++++ Entries provided ++++
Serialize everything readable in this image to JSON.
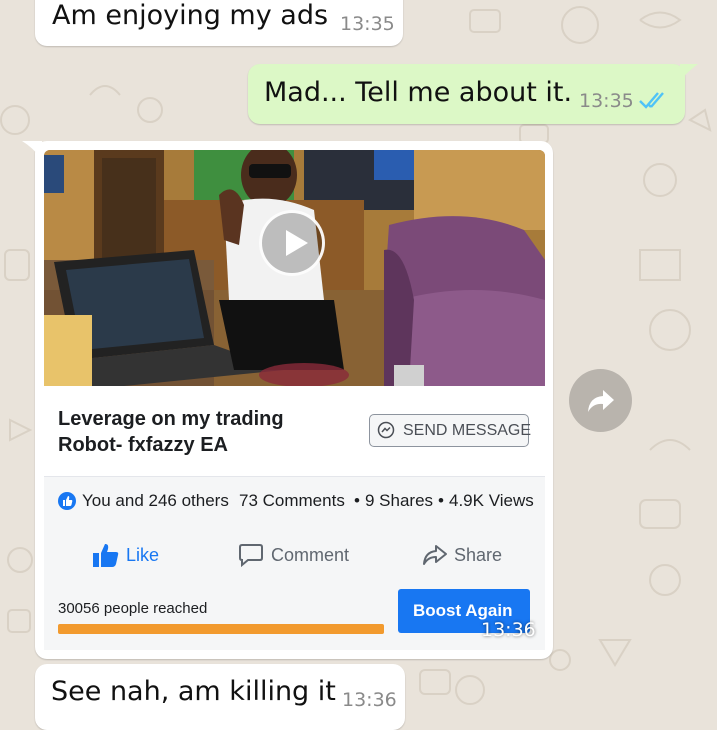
{
  "messages": [
    {
      "text": "Am enjoying my ads",
      "time": "13:35",
      "direction": "incoming"
    },
    {
      "text": "Mad... Tell me about it.",
      "time": "13:35",
      "direction": "outgoing",
      "status": "read",
      "status_icon": "double-check-icon"
    },
    {
      "text": "See nah, am killing it",
      "time": "13:36",
      "direction": "incoming"
    }
  ],
  "media_message": {
    "time": "13:36",
    "post": {
      "title_line1": "Leverage on my trading",
      "title_line2": "Robot- fxfazzy EA",
      "send_message_label": "SEND MESSAGE",
      "reactions": "You and 246 others",
      "comments": "73 Comments",
      "shares": "9 Shares",
      "views": "4.9K Views",
      "separator": "•",
      "actions": {
        "like": "Like",
        "comment": "Comment",
        "share": "Share"
      },
      "reach_text": "30056 people reached",
      "reach_progress_percent": 100,
      "boost_label": "Boost Again"
    }
  },
  "forward_icon": "forward-arrow-icon",
  "colors": {
    "chat_background": "#e9e3da",
    "outgoing_bubble": "#dcf8c6",
    "incoming_bubble": "#ffffff",
    "read_ticks": "#4fc3f7",
    "facebook_blue": "#1877f2",
    "reach_bar": "#f29a2e"
  }
}
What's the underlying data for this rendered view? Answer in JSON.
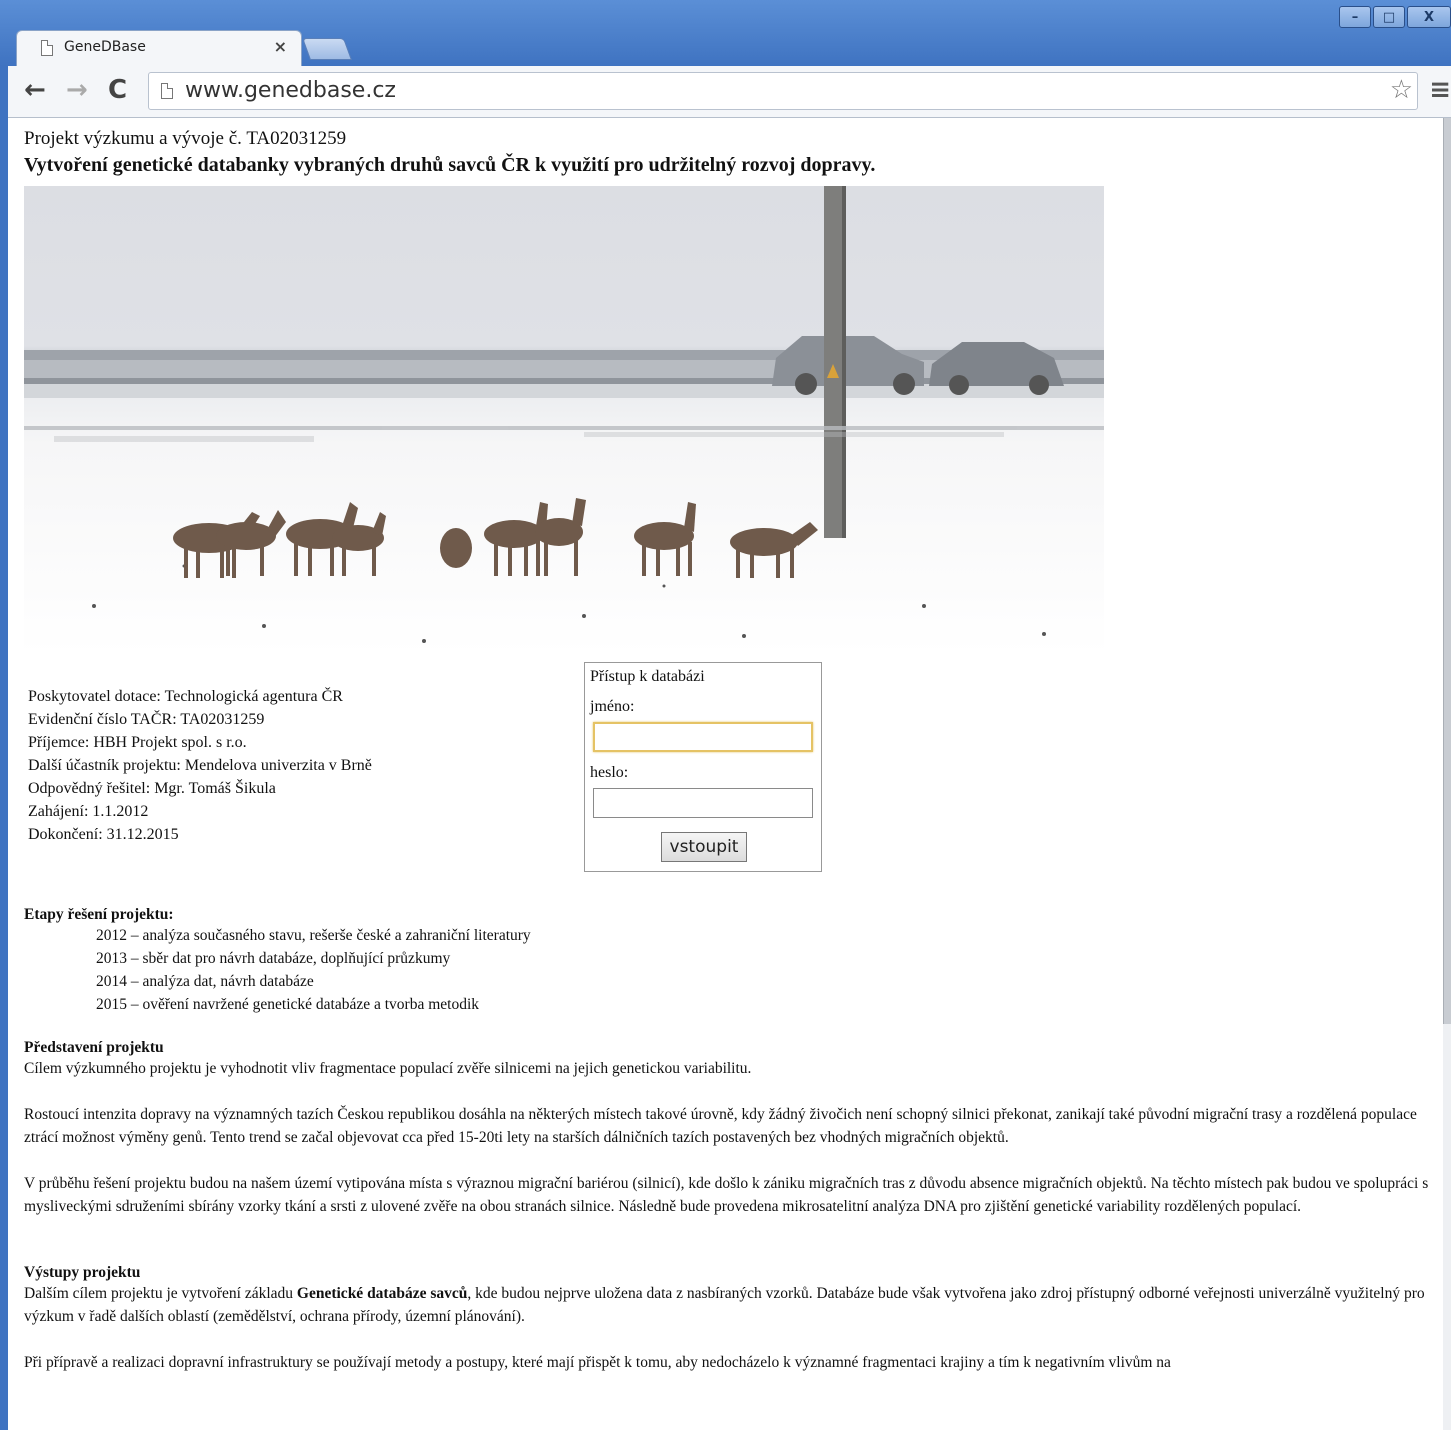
{
  "browser": {
    "tab_title": "GeneDBase",
    "tab_close": "×",
    "url": "www.genedbase.cz",
    "window_controls": {
      "minimize": "–",
      "maximize": "□",
      "close": "X"
    },
    "icons": {
      "back": "back-arrow-icon",
      "forward": "forward-arrow-icon",
      "reload": "reload-icon",
      "bookmark": "star-icon",
      "menu": "menu-icon"
    }
  },
  "page": {
    "project_number": "Projekt výzkumu a vývoje č. TA02031259",
    "project_title": "Vytvoření genetické databanky vybraných druhů savců ČR k využití pro udržitelný rozvoj dopravy.",
    "info_lines": [
      "Poskytovatel dotace: Technologická agentura ČR",
      "Evidenční číslo TAČR: TA02031259",
      "Příjemce: HBH Projekt spol. s r.o.",
      "Další účastník projektu: Mendelova univerzita v Brně",
      "Odpovědný řešitel: Mgr. Tomáš Šikula",
      "Zahájení: 1.1.2012",
      "Dokončení: 31.12.2015"
    ],
    "login": {
      "title": "Přístup k databázi",
      "username_label": "jméno:",
      "username_value": "",
      "password_label": "heslo:",
      "password_value": "",
      "submit_label": "vstoupit"
    },
    "stages": {
      "heading": "Etapy řešení projektu:",
      "items": [
        "2012 – analýza současného stavu, rešerše české a zahraniční literatury",
        "2013 – sběr dat pro návrh databáze, doplňující průzkumy",
        "2014 – analýza dat, návrh databáze",
        "2015 – ověření navržené genetické databáze a tvorba metodik"
      ]
    },
    "intro": {
      "heading": "Představení projektu",
      "p1": "Cílem výzkumného projektu je vyhodnotit vliv fragmentace populací zvěře silnicemi na jejich genetickou variabilitu.",
      "p2": "Rostoucí intenzita dopravy na významných tazích Českou republikou dosáhla na některých místech takové úrovně, kdy žádný živočich není schopný silnici překonat, zanikají také původní migrační trasy a rozdělená populace ztrácí možnost výměny genů. Tento trend se začal objevovat cca před 15-20ti lety na starších dálničních tazích postavených bez vhodných migračních objektů.",
      "p3": "V průběhu řešení projektu budou na našem území vytipována místa s výraznou migrační bariérou (silnicí), kde došlo k zániku migračních tras z důvodu absence migračních objektů. Na těchto místech pak budou ve spolupráci s mysliveckými sdruženími sbírány vzorky tkání a srsti z ulovené zvěře na obou stranách silnice. Následně bude provedena mikrosatelitní analýza DNA pro zjištění genetické variability rozdělených populací."
    },
    "outputs": {
      "heading": "Výstupy projektu",
      "p1_before": "Dalším cílem projektu je vytvoření základu ",
      "p1_bold": "Genetické databáze savců",
      "p1_after": ", kde budou nejprve uložena data z nasbíraných vzorků. Databáze bude však vytvořena jako zdroj přístupný odborné veřejnosti univerzálně využitelný pro výzkum v řadě dalších oblastí (zemědělství, ochrana přírody, územní plánování).",
      "p2": "Při přípravě a realizaci dopravní infrastruktury se používají metody a postupy, které mají přispět k tomu, aby nedocházelo k významné fragmentaci krajiny a tím k negativním vlivům na"
    }
  }
}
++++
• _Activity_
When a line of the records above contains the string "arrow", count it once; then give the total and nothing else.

• _Solution to this exercise_
3